Stored dataset items
###

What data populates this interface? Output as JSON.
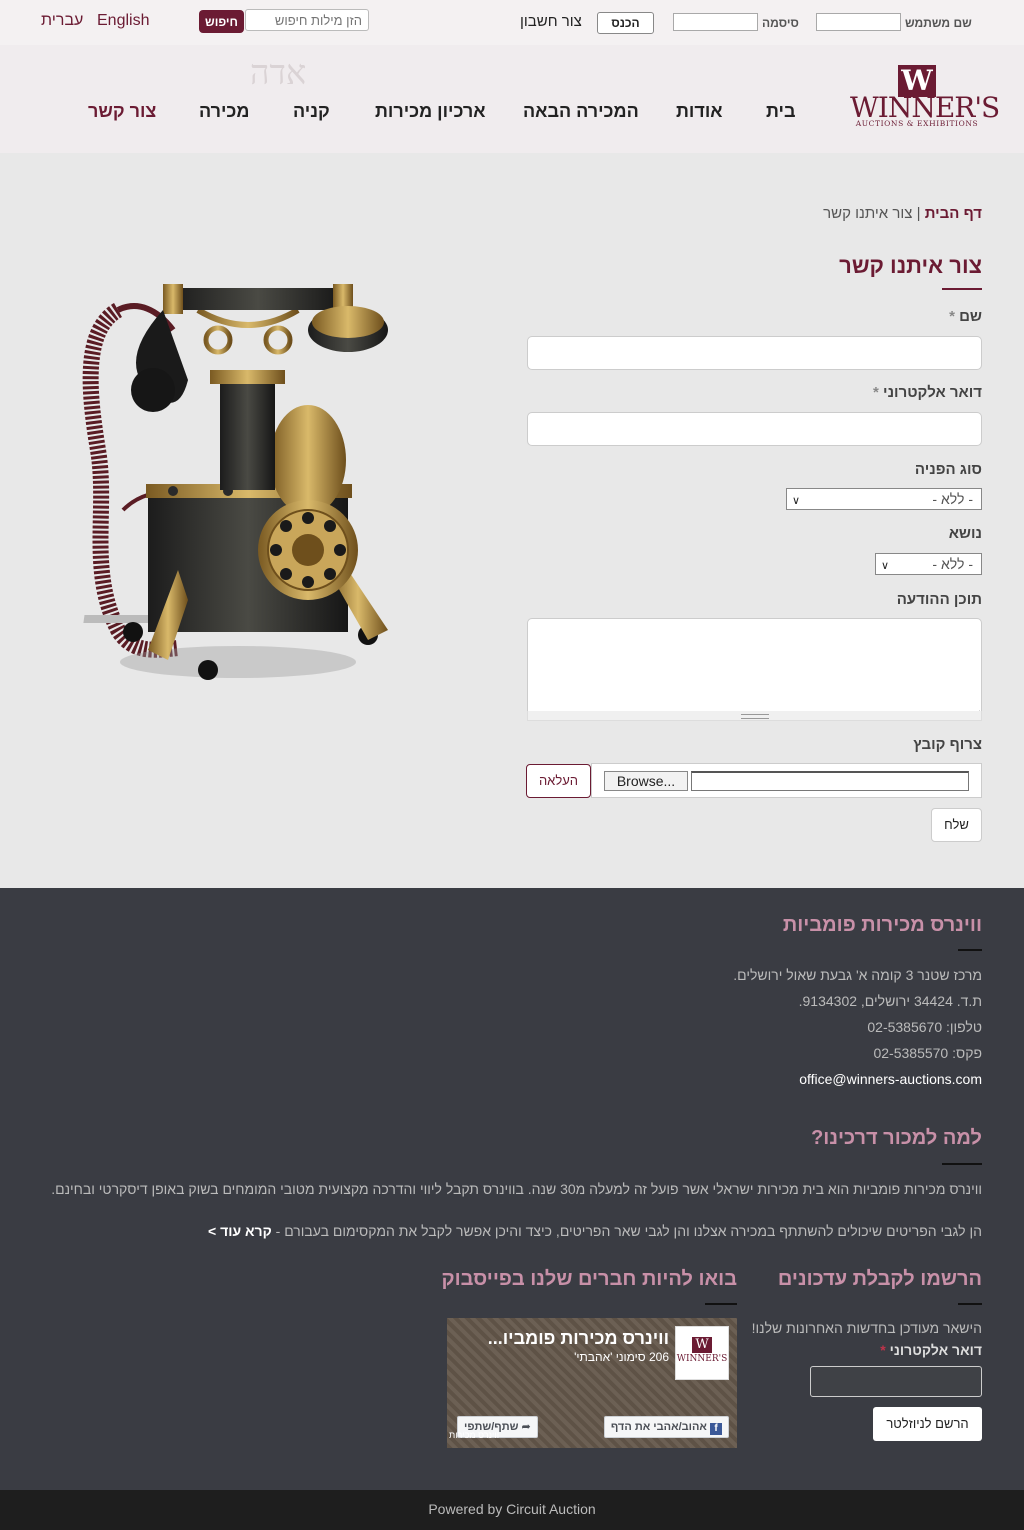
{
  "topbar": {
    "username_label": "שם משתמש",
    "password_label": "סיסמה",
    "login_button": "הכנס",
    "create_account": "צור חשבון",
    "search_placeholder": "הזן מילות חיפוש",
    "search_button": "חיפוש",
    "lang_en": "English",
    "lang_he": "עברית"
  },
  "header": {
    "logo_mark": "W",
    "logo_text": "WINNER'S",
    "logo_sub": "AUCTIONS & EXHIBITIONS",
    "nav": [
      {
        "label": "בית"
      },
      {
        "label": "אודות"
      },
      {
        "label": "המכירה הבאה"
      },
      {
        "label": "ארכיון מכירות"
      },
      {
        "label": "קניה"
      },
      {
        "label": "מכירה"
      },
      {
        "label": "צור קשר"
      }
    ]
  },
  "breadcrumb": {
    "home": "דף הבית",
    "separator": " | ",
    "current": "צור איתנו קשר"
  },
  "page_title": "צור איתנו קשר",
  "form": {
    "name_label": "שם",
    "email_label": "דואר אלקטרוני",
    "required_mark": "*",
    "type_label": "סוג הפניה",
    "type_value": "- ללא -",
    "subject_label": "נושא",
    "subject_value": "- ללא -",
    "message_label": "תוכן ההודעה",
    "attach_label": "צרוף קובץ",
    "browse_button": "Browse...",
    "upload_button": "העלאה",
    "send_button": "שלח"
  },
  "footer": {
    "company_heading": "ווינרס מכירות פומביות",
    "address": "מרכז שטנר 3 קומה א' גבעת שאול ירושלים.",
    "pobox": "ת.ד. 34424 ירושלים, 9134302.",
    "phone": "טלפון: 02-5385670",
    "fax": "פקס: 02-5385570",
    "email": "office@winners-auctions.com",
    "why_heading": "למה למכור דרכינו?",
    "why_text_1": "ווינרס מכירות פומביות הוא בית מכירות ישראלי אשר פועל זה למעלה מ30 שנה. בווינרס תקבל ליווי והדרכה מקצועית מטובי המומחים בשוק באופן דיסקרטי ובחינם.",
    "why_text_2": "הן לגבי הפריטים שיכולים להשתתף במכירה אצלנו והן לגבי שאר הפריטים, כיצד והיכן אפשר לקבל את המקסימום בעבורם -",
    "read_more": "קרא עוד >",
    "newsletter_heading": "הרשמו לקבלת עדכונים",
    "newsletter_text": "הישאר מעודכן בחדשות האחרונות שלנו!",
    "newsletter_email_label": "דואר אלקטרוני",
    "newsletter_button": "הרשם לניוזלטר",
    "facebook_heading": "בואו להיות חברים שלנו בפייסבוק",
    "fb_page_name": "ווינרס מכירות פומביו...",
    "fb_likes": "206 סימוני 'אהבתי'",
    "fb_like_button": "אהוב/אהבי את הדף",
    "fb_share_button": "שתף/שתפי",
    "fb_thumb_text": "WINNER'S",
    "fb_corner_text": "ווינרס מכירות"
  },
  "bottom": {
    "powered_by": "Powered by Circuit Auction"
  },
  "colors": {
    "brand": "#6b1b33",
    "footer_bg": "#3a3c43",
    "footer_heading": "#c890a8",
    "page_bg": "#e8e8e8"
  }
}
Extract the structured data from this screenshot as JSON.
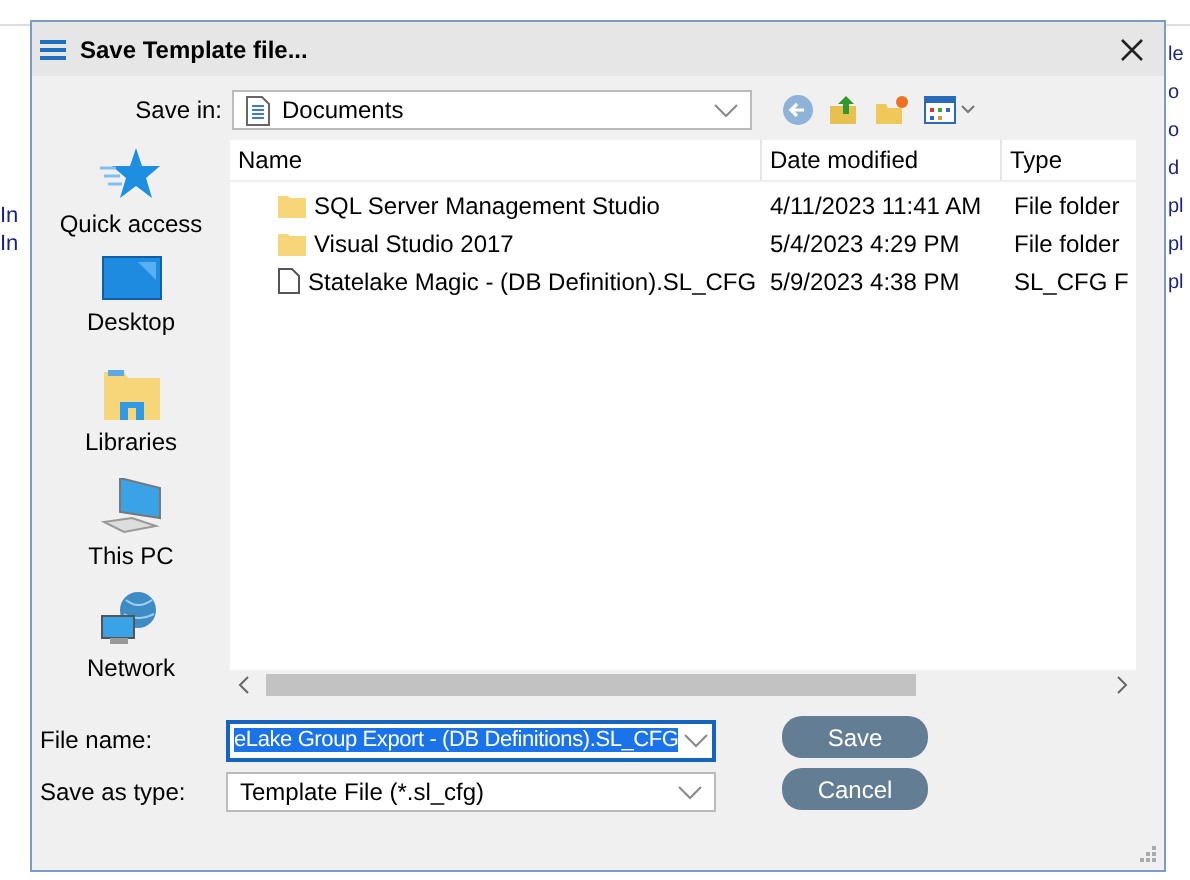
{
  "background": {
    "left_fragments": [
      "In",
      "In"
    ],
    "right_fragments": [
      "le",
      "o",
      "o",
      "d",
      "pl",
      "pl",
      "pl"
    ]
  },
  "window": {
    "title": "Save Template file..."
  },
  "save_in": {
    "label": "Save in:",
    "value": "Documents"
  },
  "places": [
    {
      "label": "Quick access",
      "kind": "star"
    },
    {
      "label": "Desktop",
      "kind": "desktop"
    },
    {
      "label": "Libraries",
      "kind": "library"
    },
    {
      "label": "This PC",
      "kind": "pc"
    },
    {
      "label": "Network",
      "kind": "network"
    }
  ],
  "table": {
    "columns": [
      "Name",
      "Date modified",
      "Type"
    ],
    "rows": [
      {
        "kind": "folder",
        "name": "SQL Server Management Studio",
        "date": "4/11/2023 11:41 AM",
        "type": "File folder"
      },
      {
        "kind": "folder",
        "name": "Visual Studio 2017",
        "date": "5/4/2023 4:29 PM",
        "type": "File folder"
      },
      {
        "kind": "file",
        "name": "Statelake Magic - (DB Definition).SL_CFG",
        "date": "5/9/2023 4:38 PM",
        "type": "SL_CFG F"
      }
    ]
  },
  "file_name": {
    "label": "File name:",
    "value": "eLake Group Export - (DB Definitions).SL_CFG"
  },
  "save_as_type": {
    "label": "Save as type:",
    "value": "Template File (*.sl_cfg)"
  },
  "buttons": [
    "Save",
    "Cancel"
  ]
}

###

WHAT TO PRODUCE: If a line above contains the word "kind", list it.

SOLUTION TO THIS PROBLEM:
      "kind": "star"
      "kind": "desktop"
      "kind": "library"
      "kind": "pc"
      "kind": "network"
        "kind": "folder",
        "kind": "folder",
        "kind": "file",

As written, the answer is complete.